1. Ecumenism is not a watering down of doctrine. It is not about trying to find the essence of Christianity and venturing no further. See, our faith is (or should be) so pervasive as to tint our every action. Therefore, sticking our ecumenical thought to what we deem essential and not saying anything about the rest is tantamount to restricting ecumenism to a tiny part of who we are.

2. Ecumenism is not about pretending we have no differences, or at least no substantial differences. It is not about burying our head in the sand and inviting others to follow our practice; nor is it about blindly following other practices by pretending they’re all the same anyway. Such an attitude is presumptuous at best, and maybe damaging – especially around issues of communion. The Body of Christ is made up of a variety of organs; that diversity should be embraced at least to some extent, rather than glossed over as “something for another day”.

3. Ecumenism is not about glorifying those differences either. The differences are there, but we are all looking towards God. And in ecumenism, we are looking towards Him together.

3. Ecumenism is not inter-faith. It’s not talking with people who are assumed to be radically different. In “doing” ecumenism, we are joining our brothers and sisters in worshiping the same God: it is joint action, and relies on an ultimately common understanding of God.

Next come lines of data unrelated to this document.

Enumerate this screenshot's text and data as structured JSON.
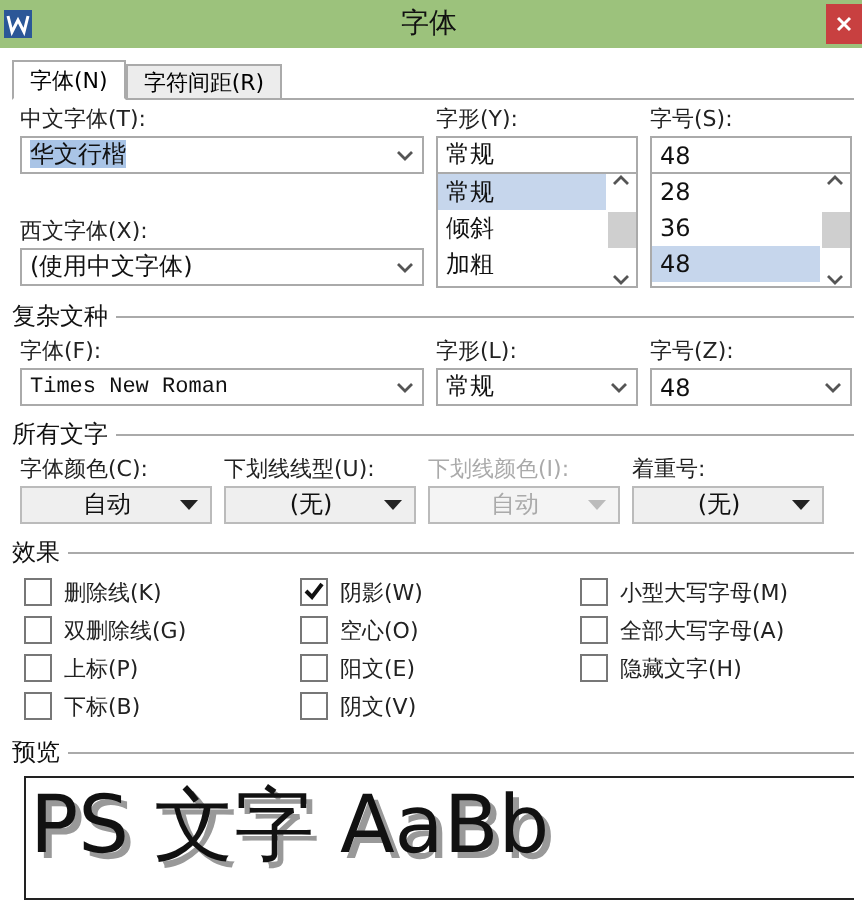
{
  "window": {
    "title": "字体"
  },
  "tabs": [
    {
      "label": "字体(N)",
      "selected": true
    },
    {
      "label": "字符间距(R)",
      "selected": false
    }
  ],
  "chinese_font": {
    "label": "中文字体(T):",
    "value": "华文行楷",
    "value_selected": true
  },
  "western_font": {
    "label": "西文字体(X):",
    "value": "(使用中文字体)"
  },
  "style": {
    "label": "字形(Y):",
    "value": "常规",
    "options": [
      {
        "label": "常规",
        "selected": true
      },
      {
        "label": "倾斜",
        "selected": false
      },
      {
        "label": "加粗",
        "selected": false
      }
    ]
  },
  "size": {
    "label": "字号(S):",
    "value": "48",
    "options": [
      {
        "label": "28",
        "selected": false
      },
      {
        "label": "36",
        "selected": false
      },
      {
        "label": "48",
        "selected": true
      }
    ]
  },
  "complex": {
    "title": "复杂文种",
    "fields": [
      {
        "label": "字体(F):",
        "value": "Times New Roman"
      },
      {
        "label": "字形(L):",
        "value": "常规"
      },
      {
        "label": "字号(Z):",
        "value": "48"
      }
    ]
  },
  "all_text": {
    "title": "所有文字",
    "dropdowns": [
      {
        "label": "字体颜色(C):",
        "value": "自动",
        "disabled": false
      },
      {
        "label": "下划线线型(U):",
        "value": "(无)",
        "disabled": false
      },
      {
        "label": "下划线颜色(I):",
        "value": "自动",
        "disabled": true
      },
      {
        "label": "着重号:",
        "value": "(无)",
        "disabled": false
      }
    ]
  },
  "effects": {
    "title": "效果",
    "columns": [
      [
        {
          "label": "删除线(K)",
          "checked": false
        },
        {
          "label": "双删除线(G)",
          "checked": false
        },
        {
          "label": "上标(P)",
          "checked": false
        },
        {
          "label": "下标(B)",
          "checked": false
        }
      ],
      [
        {
          "label": "阴影(W)",
          "checked": true
        },
        {
          "label": "空心(O)",
          "checked": false
        },
        {
          "label": "阳文(E)",
          "checked": false
        },
        {
          "label": "阴文(V)",
          "checked": false
        }
      ],
      [
        {
          "label": "小型大写字母(M)",
          "checked": false
        },
        {
          "label": "全部大写字母(A)",
          "checked": false
        },
        {
          "label": "隐藏文字(H)",
          "checked": false
        }
      ]
    ]
  },
  "preview": {
    "title": "预览",
    "text": "PS 文字 AaBb"
  }
}
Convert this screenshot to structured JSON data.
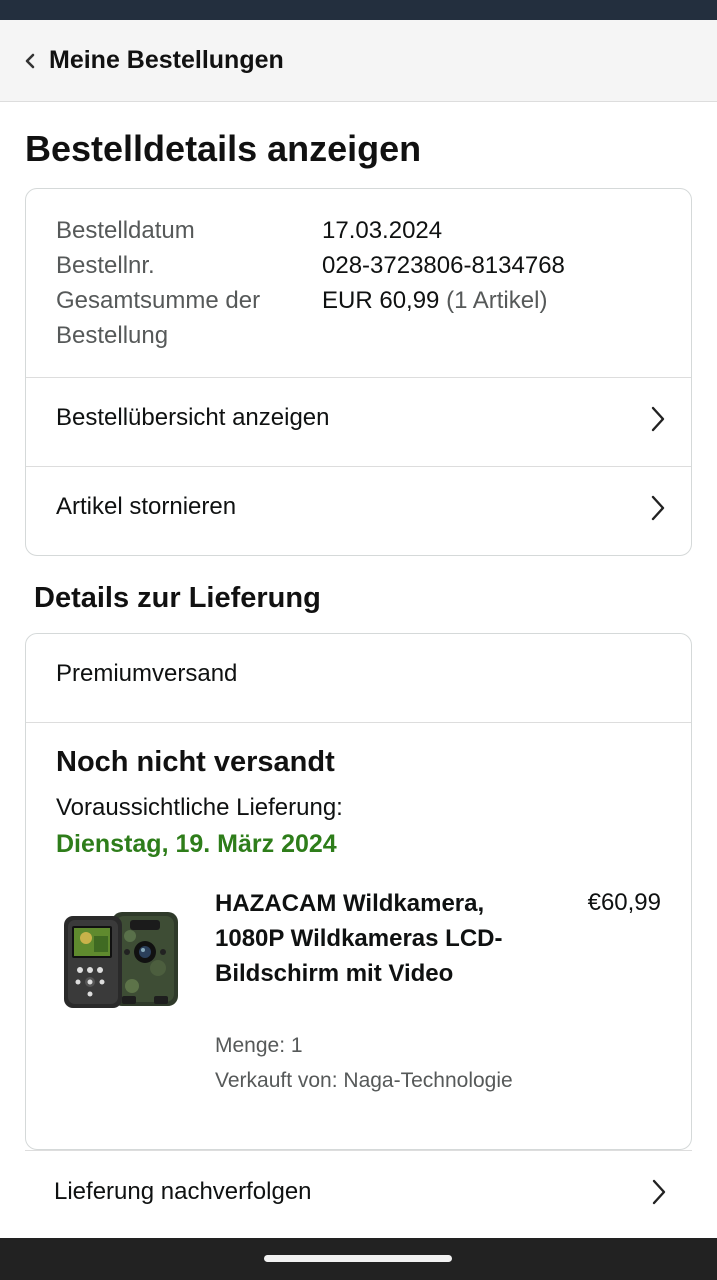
{
  "header": {
    "back_label": "Meine Bestellungen"
  },
  "page": {
    "title": "Bestelldetails anzeigen"
  },
  "order_summary": {
    "rows": [
      {
        "label": "Bestelldatum",
        "value": "17.03.2024"
      },
      {
        "label": "Bestellnr.",
        "value": "028-3723806-8134768"
      },
      {
        "label": "Gesamtsumme der Bestellung",
        "value": "EUR 60,99",
        "value_suffix": "(1 Artikel)"
      }
    ],
    "links": [
      {
        "label": "Bestellübersicht anzeigen"
      },
      {
        "label": "Artikel stornieren"
      }
    ]
  },
  "delivery": {
    "section_title": "Details zur Lieferung",
    "shipping_method": "Premiumversand",
    "status": "Noch nicht versandt",
    "eta_label": "Voraussichtliche Lieferung:",
    "eta_date": "Dienstag, 19. März 2024",
    "eta_color": "#2e7d1a",
    "item": {
      "title": "HAZACAM Wildkamera, 1080P Wildkameras LCD-Bildschirm mit Video",
      "price": "€60,99",
      "quantity": "Menge: 1",
      "seller": "Verkauft von: Naga-Technologie",
      "image": "trail-camera-product-image"
    },
    "track_label": "Lieferung nachverfolgen"
  },
  "icons": {
    "back": "chevron-left-icon",
    "row_arrow": "chevron-right-icon"
  }
}
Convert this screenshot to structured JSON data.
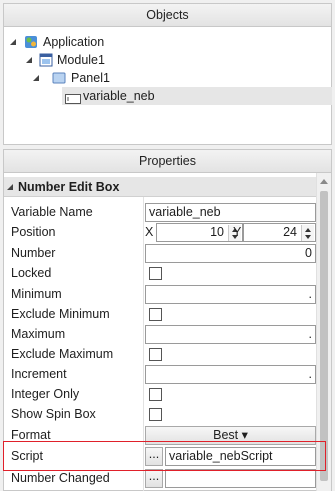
{
  "objects_panel": {
    "title": "Objects",
    "tree": [
      {
        "label": "Application",
        "icon": "application-icon"
      },
      {
        "label": "Module1",
        "icon": "module-icon"
      },
      {
        "label": "Panel1",
        "icon": "panel-icon"
      },
      {
        "label": "variable_neb",
        "icon": "number-edit-box-icon",
        "selected": true
      }
    ]
  },
  "properties_panel": {
    "title": "Properties",
    "section": "Number Edit Box",
    "rows": {
      "variable_name": {
        "label": "Variable Name",
        "value": "variable_neb"
      },
      "position": {
        "label": "Position",
        "x_label": "X",
        "x_value": "10",
        "y_label": "Y",
        "y_value": "24"
      },
      "number": {
        "label": "Number",
        "value": "0"
      },
      "locked": {
        "label": "Locked"
      },
      "minimum": {
        "label": "Minimum",
        "value": "."
      },
      "exclude_minimum": {
        "label": "Exclude Minimum"
      },
      "maximum": {
        "label": "Maximum",
        "value": "."
      },
      "exclude_maximum": {
        "label": "Exclude Maximum"
      },
      "increment": {
        "label": "Increment",
        "value": "."
      },
      "integer_only": {
        "label": "Integer Only"
      },
      "show_spin_box": {
        "label": "Show Spin Box"
      },
      "format": {
        "label": "Format",
        "button": "Best ▾"
      },
      "script": {
        "label": "Script",
        "button": "...",
        "value": "variable_nebScript"
      },
      "number_changed": {
        "label": "Number Changed",
        "button": "...",
        "value": ""
      }
    }
  },
  "colors": {
    "highlight": "#e0202a",
    "selection": "#e6e6e6"
  }
}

4. Ecumenism is not an excuse for evangelism. The only attitude that can be had in ecumenical events is one of brotherhood. Yes, teaching can happen, discussions can happen – and it would be a sad thing if they didn’t! After all, it wouldn’t be much of a congregation if people didn’t talk with one another, or rebuked one another. But while such disagreements and ensuing discussions are welcome, they are not the main thrust of ecumenical action.

5. Ecumenism is not about striving for peace. Peace is far more easily achieved through mutual ignorance anyway!

6. Ecumenism is not done for the sake of being nice. Who cares about niceties? We have plenty of other people to be nice to. It’s not for the sake of looking lovey-dovey and politically correct either! No, it is done because we are one body, one church, and we should sometimes start acting like it.

7. Ecumenism is not about dialogue. It’s not a question of “understanding the other” better, or of debating thorny theological points with one another. Imagine this: Calvinists and Arminians belonging to separate bodies, and joining together – and all the event revolving around predestination! There would be a point in that, granted – any discussion on predestination is welcome – but is it really everything Christians talk about? Surely not! Then why make it the main point of a joint event?

8. Ecumenism is not trumping other church activities. I see ecumenism as an outlook, an attitude which, yes, comes through in some specific events. And in an ideal world, this attitude should shine through regular church activities. But in the event it does not, there is little point going towards the outside at the expense of the inside.